**TASK BRIEF:**
Pick each line containing the word "RECENTLY" out of the data below.

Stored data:
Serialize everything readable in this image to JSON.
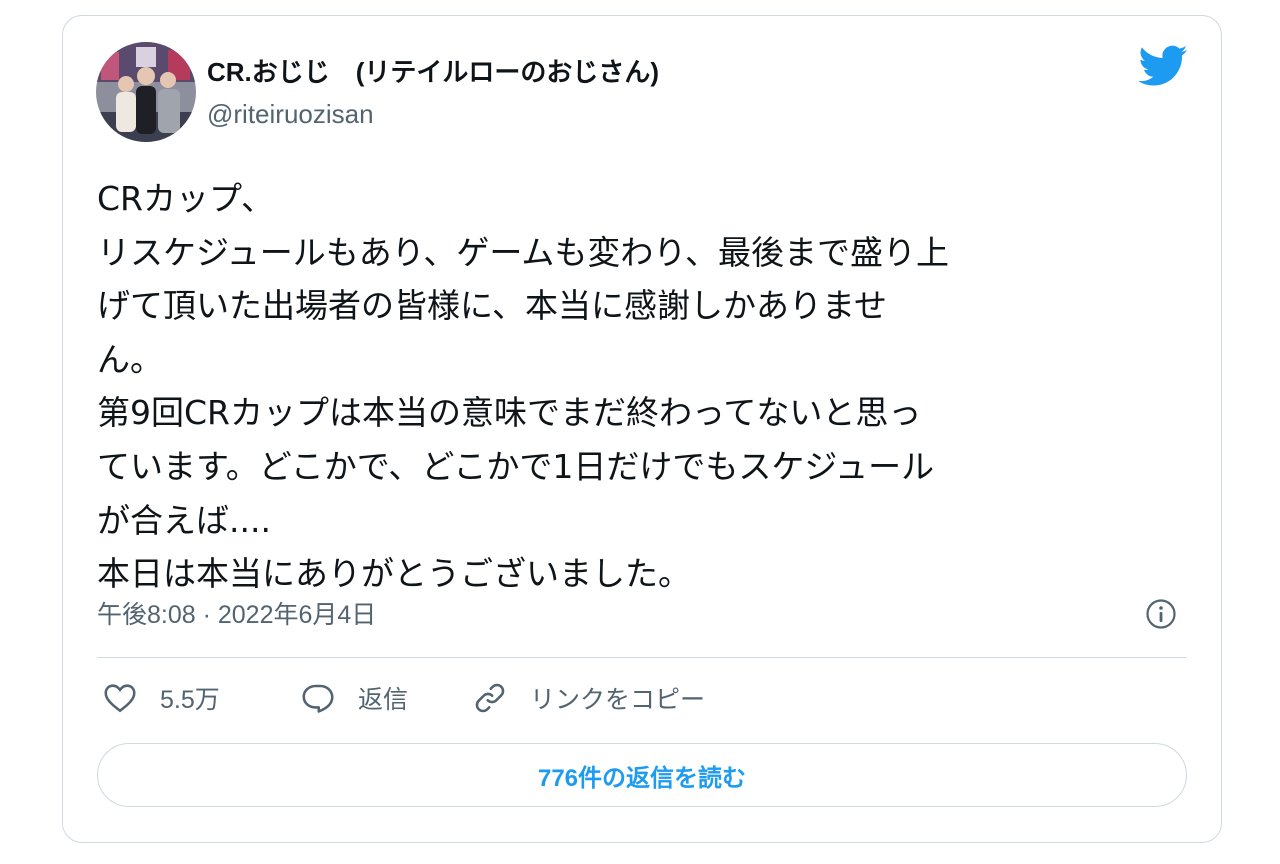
{
  "author": {
    "display_name": "CR.おじじ　(リテイルローのおじさん)",
    "handle": "@riteiruozisan",
    "avatar_icon": "user-avatar-photo"
  },
  "brand": {
    "icon": "twitter-bird-icon",
    "color": "#1d9bf0"
  },
  "tweet": {
    "lines": [
      "CRカップ、",
      "リスケジュールもあり、ゲームも変わり、最後まで盛り上",
      "げて頂いた出場者の皆様に、本当に感謝しかありませ",
      "ん。",
      "第9回CRカップは本当の意味でまだ終わってないと思っ",
      "ています。どこかで、どこかで1日だけでもスケジュール",
      "が合えば....",
      "本日は本当にありがとうございました。"
    ],
    "timestamp": "午後8:08 · 2022年6月4日"
  },
  "actions": {
    "like_count": "5.5万",
    "reply_label": "返信",
    "copy_link_label": "リンクをコピー"
  },
  "read_replies_label": "776件の返信を読む",
  "colors": {
    "secondary_text": "#536471",
    "accent": "#1d9bf0",
    "border": "#cfd9de"
  }
}
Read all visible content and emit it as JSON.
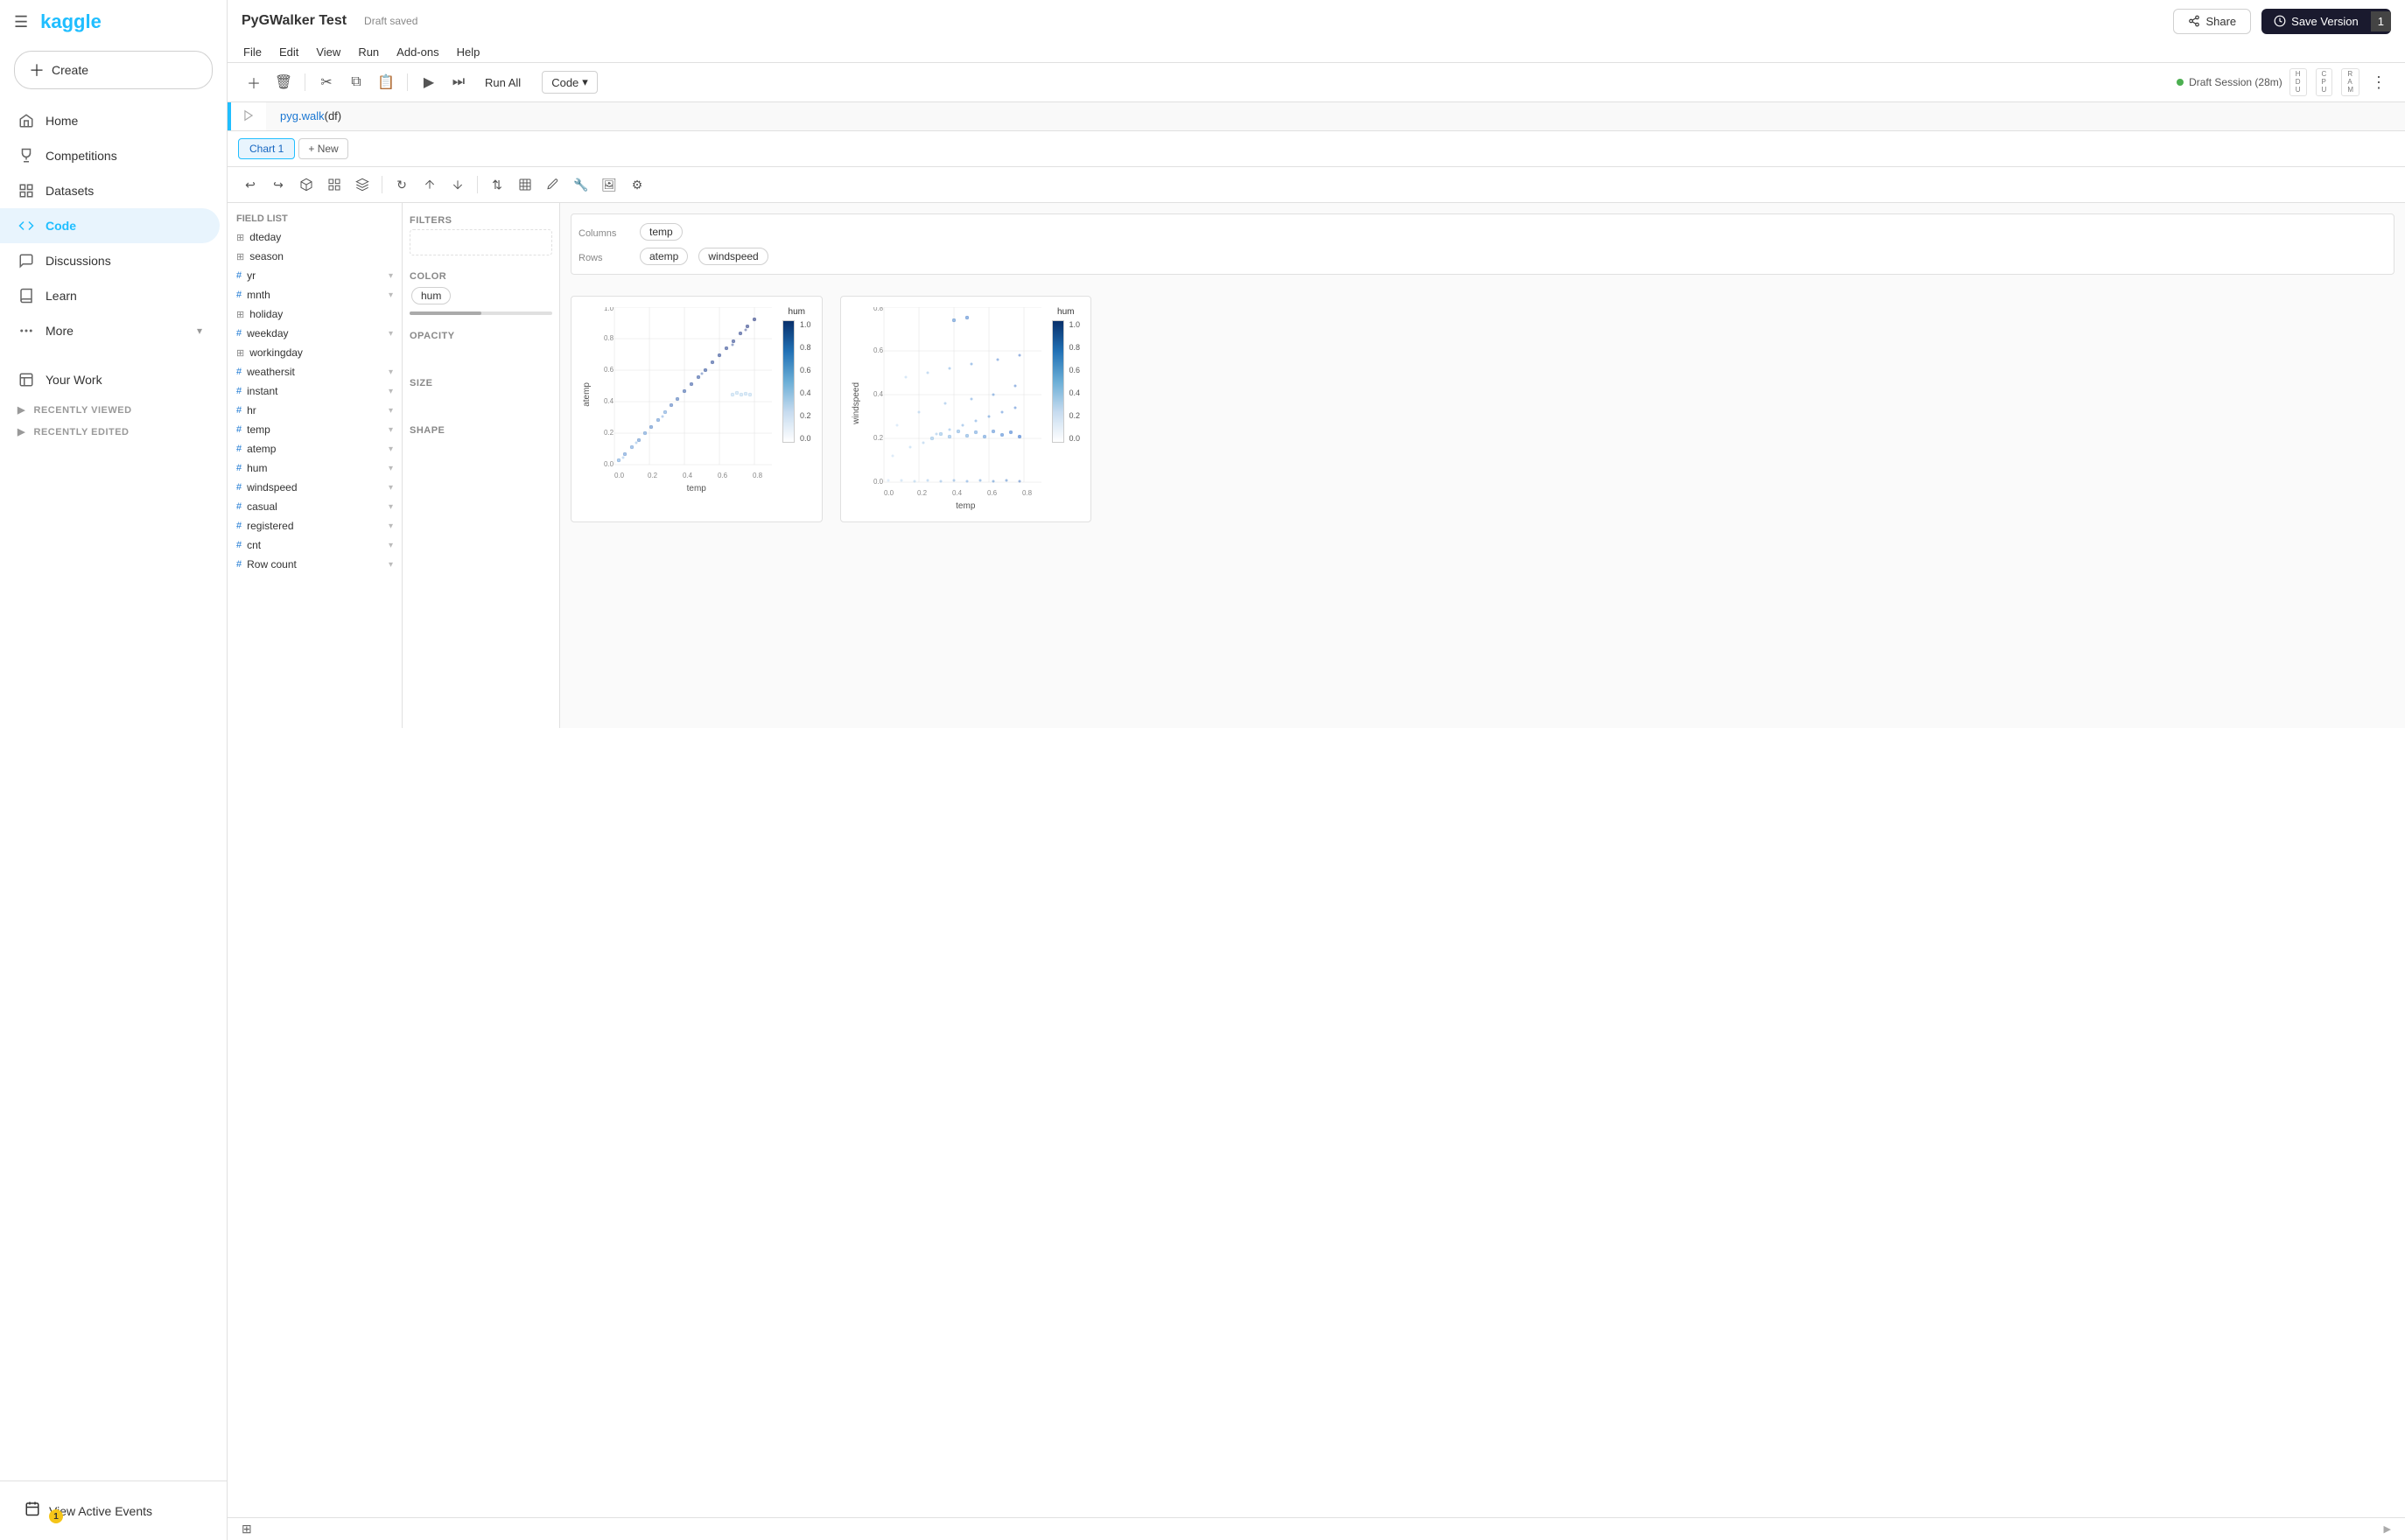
{
  "sidebar": {
    "logo": "kaggle",
    "create_label": "Create",
    "nav_items": [
      {
        "id": "home",
        "label": "Home",
        "icon": "home"
      },
      {
        "id": "competitions",
        "label": "Competitions",
        "icon": "trophy"
      },
      {
        "id": "datasets",
        "label": "Datasets",
        "icon": "grid"
      },
      {
        "id": "code",
        "label": "Code",
        "icon": "code",
        "active": true
      },
      {
        "id": "discussions",
        "label": "Discussions",
        "icon": "chat"
      },
      {
        "id": "learn",
        "label": "Learn",
        "icon": "book"
      },
      {
        "id": "more",
        "label": "More",
        "icon": "plus",
        "expandable": true
      }
    ],
    "your_work_label": "Your Work",
    "recently_viewed_label": "RECENTLY VIEWED",
    "recently_edited_label": "RECENTLY EDITED",
    "view_events_label": "View Active Events",
    "events_badge": "1"
  },
  "topbar": {
    "notebook_title": "PyGWalker Test",
    "draft_badge": "Draft saved",
    "menu_items": [
      "File",
      "Edit",
      "View",
      "Run",
      "Add-ons",
      "Help"
    ],
    "share_label": "Share",
    "save_version_label": "Save Version",
    "save_version_num": "1"
  },
  "toolbar": {
    "run_all_label": "Run All",
    "code_label": "Code",
    "session_label": "Draft Session (28m)",
    "resources": [
      "HDU",
      "CPU",
      "RAM"
    ],
    "hdu": "H\nD\nU",
    "cpu": "C\nP\nU",
    "ram": "R\nA\nM"
  },
  "code_cell": {
    "code": "pyg.walk(df)"
  },
  "pygwalker": {
    "chart_tabs": [
      {
        "id": "chart1",
        "label": "Chart 1",
        "active": true
      },
      {
        "id": "new",
        "label": "+ New"
      }
    ],
    "field_list_title": "Field List",
    "fields": [
      {
        "name": "dteday",
        "type": "cat"
      },
      {
        "name": "season",
        "type": "cat"
      },
      {
        "name": "yr",
        "type": "num"
      },
      {
        "name": "mnth",
        "type": "num"
      },
      {
        "name": "holiday",
        "type": "cat"
      },
      {
        "name": "weekday",
        "type": "num"
      },
      {
        "name": "workingday",
        "type": "cat"
      },
      {
        "name": "weathersit",
        "type": "num"
      },
      {
        "name": "instant",
        "type": "num"
      },
      {
        "name": "hr",
        "type": "num"
      },
      {
        "name": "temp",
        "type": "num"
      },
      {
        "name": "atemp",
        "type": "num"
      },
      {
        "name": "hum",
        "type": "num"
      },
      {
        "name": "windspeed",
        "type": "num"
      },
      {
        "name": "casual",
        "type": "num"
      },
      {
        "name": "registered",
        "type": "num"
      },
      {
        "name": "cnt",
        "type": "num"
      },
      {
        "name": "Row count",
        "type": "num"
      }
    ],
    "filters_label": "Filters",
    "color_label": "Color",
    "color_tag": "hum",
    "opacity_label": "Opacity",
    "size_label": "Size",
    "shape_label": "Shape",
    "columns_label": "Columns",
    "columns_tag": "temp",
    "rows_label": "Rows",
    "rows_tags": [
      "atemp",
      "windspeed"
    ],
    "chart1": {
      "x_label": "temp",
      "y_label": "atemp",
      "legend_label": "hum",
      "legend_values": [
        "1.0",
        "0.8",
        "0.6",
        "0.4",
        "0.2",
        "0.0"
      ]
    },
    "chart2": {
      "x_label": "temp",
      "y_label": "windspeed",
      "legend_label": "hum",
      "legend_values": [
        "1.0",
        "0.8",
        "0.6",
        "0.4",
        "0.2",
        "0.0"
      ]
    }
  }
}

**ANSWER BOX:**
    "recently_viewed_label": "RECENTLY VIEWED",
    "recently_edited_label": "RECENTLY EDITED",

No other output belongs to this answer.